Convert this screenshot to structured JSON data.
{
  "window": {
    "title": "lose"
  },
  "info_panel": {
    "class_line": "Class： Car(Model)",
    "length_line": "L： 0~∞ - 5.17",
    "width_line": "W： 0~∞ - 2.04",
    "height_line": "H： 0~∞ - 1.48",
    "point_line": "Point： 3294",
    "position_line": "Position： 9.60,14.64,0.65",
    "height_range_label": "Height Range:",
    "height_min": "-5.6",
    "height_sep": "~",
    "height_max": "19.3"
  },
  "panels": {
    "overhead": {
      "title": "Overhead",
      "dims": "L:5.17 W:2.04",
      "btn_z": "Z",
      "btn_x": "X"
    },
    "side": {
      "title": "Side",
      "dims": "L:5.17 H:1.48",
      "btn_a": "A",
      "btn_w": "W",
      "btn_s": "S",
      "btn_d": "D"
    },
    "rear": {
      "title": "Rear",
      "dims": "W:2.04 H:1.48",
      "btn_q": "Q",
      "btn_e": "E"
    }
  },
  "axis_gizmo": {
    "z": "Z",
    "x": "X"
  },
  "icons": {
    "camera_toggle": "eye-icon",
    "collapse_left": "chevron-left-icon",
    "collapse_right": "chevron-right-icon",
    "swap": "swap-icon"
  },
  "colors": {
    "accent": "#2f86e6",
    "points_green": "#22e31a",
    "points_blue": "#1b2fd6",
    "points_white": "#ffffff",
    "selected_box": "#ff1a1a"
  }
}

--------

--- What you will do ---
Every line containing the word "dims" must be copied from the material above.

--- Answer section ---
      "dims": "L:5.17 W:2.04",
      "dims": "L:5.17 H:1.48",
      "dims": "W:2.04 H:1.48",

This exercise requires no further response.